What the task requires
Examine each line of the data. Copy those that contain the string "Privacy".

*** Opening Information shown ***

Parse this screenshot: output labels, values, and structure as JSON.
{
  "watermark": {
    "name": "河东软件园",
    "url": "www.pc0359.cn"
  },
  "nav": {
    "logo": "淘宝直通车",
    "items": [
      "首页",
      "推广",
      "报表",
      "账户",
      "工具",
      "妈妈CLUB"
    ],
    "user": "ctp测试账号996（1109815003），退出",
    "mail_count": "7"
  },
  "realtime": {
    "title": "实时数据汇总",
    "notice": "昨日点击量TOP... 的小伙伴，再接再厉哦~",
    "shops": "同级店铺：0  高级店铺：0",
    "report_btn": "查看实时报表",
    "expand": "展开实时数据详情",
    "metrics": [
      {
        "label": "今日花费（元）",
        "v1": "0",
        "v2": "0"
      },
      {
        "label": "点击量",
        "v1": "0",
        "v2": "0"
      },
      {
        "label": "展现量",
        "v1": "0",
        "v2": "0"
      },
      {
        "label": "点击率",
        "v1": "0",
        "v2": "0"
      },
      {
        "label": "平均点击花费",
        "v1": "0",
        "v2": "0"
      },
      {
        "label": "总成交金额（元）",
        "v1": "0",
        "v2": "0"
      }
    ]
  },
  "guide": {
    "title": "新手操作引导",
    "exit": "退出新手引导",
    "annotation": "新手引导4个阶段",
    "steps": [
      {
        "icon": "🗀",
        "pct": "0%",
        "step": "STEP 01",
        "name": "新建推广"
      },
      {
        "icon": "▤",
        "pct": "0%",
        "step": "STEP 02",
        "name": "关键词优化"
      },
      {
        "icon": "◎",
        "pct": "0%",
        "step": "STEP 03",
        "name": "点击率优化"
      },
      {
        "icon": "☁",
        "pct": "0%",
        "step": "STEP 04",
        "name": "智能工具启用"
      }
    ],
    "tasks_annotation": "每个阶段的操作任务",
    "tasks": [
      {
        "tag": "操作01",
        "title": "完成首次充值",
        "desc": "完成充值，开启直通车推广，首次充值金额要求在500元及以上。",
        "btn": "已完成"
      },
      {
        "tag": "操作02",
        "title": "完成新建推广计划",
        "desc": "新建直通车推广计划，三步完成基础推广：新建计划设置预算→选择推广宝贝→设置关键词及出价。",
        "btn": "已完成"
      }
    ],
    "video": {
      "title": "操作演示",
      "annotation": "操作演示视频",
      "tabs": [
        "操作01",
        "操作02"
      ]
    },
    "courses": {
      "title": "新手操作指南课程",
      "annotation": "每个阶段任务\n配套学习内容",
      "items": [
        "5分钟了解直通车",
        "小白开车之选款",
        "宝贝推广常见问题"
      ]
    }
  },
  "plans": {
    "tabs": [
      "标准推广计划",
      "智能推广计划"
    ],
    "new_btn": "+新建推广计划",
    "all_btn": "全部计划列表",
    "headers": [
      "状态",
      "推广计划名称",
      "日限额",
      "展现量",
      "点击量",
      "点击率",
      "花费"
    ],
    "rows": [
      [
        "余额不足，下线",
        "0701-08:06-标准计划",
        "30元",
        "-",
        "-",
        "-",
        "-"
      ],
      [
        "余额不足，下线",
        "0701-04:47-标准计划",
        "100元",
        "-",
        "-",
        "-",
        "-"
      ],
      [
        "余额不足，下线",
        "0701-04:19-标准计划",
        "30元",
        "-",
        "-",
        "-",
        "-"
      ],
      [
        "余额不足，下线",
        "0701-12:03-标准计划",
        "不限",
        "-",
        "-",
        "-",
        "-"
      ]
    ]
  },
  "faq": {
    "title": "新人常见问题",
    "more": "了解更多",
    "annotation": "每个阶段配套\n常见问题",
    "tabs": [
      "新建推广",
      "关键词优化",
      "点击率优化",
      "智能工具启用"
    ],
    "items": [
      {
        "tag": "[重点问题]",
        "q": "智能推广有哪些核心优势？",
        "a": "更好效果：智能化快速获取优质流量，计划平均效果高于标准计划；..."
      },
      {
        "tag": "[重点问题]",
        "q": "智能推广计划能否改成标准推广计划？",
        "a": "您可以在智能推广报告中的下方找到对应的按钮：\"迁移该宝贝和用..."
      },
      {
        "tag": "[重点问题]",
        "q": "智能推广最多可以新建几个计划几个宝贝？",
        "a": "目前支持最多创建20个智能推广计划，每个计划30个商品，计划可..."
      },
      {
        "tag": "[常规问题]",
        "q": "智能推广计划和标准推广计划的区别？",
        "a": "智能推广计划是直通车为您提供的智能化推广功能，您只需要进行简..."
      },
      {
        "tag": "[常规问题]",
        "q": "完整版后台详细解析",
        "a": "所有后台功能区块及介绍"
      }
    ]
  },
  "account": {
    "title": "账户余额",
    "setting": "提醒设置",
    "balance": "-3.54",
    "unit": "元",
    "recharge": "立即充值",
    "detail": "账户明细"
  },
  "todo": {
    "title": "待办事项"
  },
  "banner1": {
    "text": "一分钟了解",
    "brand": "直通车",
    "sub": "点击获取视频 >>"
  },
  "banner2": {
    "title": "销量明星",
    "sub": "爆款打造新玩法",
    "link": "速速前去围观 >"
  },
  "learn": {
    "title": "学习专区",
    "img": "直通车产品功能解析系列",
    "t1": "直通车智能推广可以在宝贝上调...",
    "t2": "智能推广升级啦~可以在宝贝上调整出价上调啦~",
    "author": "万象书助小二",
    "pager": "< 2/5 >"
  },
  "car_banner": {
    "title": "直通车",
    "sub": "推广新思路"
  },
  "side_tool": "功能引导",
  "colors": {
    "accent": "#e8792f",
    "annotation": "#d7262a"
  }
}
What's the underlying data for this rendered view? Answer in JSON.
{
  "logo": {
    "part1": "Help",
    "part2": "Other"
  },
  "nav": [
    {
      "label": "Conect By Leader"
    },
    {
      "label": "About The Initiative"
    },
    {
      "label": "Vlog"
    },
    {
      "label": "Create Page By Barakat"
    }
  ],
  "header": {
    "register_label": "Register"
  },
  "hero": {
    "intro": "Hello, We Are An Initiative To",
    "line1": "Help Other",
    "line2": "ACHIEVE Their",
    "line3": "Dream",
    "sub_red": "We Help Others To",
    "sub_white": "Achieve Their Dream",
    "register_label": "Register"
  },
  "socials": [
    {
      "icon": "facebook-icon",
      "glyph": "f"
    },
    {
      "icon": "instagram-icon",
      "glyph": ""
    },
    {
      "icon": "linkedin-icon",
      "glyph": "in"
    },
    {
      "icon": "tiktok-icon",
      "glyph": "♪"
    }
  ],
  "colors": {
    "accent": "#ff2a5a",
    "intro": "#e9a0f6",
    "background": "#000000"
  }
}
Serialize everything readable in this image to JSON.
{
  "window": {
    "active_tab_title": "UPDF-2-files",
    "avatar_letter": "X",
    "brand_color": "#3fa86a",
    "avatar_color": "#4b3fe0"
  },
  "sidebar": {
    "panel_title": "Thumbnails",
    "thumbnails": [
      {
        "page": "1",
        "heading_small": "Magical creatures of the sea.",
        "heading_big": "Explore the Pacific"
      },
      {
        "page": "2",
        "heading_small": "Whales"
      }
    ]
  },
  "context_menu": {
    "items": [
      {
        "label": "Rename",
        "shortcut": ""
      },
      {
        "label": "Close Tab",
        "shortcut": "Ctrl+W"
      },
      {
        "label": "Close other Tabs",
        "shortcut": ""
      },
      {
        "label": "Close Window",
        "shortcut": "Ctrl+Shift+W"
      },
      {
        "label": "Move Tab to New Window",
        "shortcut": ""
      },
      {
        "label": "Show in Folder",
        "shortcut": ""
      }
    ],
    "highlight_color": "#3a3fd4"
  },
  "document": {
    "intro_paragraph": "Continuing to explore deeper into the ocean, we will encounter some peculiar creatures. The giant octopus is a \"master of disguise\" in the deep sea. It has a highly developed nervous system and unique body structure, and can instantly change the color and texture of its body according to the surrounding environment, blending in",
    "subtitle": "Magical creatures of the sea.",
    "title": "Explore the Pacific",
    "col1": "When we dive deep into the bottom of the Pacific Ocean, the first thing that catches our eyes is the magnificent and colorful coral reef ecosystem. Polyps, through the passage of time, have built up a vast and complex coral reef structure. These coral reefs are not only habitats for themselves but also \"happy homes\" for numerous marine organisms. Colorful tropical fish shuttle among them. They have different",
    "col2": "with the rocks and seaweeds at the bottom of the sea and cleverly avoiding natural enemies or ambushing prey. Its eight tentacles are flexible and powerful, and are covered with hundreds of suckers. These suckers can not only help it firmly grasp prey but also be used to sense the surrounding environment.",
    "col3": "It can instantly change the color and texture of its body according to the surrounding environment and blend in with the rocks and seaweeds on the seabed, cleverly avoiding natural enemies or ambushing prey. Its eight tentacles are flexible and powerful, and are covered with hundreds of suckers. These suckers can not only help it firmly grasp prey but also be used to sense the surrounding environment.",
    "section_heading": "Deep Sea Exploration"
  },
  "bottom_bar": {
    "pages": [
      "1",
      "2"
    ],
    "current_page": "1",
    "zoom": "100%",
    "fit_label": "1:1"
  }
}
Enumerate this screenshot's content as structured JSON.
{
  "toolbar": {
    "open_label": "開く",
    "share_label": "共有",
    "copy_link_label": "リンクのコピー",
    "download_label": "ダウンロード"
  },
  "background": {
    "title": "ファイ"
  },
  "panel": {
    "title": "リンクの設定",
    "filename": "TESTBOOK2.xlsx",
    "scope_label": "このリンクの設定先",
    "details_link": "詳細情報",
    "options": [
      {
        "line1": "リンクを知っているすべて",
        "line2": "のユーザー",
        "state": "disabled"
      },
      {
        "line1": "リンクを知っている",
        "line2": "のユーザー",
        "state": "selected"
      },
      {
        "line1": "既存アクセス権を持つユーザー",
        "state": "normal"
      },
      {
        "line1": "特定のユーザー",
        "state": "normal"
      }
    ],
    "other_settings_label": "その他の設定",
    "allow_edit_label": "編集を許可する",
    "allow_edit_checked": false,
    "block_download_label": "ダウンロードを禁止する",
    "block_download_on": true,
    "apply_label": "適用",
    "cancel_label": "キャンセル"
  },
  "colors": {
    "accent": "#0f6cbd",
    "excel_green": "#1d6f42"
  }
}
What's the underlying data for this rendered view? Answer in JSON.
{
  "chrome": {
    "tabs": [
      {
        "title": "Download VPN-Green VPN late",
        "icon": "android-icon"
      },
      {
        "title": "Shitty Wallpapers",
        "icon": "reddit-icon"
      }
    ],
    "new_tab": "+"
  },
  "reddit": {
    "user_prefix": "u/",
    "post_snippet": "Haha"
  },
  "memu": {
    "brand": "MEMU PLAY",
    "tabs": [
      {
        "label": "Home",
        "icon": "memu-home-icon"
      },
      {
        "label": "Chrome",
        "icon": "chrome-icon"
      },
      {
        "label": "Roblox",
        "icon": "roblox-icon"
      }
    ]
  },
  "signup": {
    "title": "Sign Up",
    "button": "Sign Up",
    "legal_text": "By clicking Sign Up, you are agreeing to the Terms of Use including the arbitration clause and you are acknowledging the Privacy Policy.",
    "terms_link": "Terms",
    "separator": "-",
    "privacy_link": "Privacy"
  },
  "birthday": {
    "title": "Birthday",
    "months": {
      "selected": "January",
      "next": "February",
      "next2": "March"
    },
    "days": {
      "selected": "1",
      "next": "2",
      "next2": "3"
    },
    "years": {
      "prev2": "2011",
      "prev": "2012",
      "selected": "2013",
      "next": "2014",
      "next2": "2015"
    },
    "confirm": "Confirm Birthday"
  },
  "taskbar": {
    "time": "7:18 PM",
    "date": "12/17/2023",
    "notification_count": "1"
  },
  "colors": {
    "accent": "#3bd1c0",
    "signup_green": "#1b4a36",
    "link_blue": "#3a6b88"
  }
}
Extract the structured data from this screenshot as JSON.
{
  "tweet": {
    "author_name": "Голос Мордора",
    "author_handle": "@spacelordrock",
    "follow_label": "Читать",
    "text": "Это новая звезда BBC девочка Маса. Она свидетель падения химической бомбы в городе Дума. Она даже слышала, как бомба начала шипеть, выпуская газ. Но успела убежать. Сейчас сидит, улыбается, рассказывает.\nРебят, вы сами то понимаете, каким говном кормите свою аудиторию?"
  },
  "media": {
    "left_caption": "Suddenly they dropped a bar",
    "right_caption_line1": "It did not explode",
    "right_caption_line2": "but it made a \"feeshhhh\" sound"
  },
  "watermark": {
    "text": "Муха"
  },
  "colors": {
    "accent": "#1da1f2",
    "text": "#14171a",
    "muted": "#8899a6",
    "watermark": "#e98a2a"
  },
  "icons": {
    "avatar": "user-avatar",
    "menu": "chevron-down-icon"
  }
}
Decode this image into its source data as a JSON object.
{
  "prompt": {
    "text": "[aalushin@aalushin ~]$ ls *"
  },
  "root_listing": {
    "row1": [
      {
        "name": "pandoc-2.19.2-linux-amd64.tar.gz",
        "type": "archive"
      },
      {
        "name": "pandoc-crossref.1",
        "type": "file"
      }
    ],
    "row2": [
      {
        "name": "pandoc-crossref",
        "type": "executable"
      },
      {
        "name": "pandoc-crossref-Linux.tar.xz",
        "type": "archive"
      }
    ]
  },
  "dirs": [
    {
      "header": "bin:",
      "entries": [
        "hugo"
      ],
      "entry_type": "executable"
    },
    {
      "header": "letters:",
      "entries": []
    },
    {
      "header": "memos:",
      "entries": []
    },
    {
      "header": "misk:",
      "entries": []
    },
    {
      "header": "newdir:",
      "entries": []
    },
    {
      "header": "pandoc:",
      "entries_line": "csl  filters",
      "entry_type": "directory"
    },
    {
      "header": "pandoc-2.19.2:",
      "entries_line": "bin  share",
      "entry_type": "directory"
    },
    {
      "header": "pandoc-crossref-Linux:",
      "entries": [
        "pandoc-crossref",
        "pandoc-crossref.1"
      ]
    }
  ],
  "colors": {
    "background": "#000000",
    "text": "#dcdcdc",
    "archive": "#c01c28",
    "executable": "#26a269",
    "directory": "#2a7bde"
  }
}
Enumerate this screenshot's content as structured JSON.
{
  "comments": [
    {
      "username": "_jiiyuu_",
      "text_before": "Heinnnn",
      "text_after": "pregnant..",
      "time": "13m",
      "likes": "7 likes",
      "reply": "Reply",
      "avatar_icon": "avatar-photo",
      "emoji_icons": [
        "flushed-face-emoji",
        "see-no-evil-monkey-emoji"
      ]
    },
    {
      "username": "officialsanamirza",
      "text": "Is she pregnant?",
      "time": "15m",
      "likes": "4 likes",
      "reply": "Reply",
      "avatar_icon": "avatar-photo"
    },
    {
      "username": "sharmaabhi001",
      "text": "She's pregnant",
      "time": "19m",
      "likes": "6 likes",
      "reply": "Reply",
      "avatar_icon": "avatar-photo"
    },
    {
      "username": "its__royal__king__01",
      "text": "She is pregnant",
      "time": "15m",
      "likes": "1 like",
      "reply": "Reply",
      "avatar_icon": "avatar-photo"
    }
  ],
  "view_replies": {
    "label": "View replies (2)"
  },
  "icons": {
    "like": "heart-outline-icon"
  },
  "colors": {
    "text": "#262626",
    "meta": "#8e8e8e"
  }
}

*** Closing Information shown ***

Answer section
    "legal_text": "By clicking Sign Up, you are agreeing to the Terms of Use including the arbitration clause and you are acknowledging the Privacy Policy.",
    "privacy_link": "Privacy"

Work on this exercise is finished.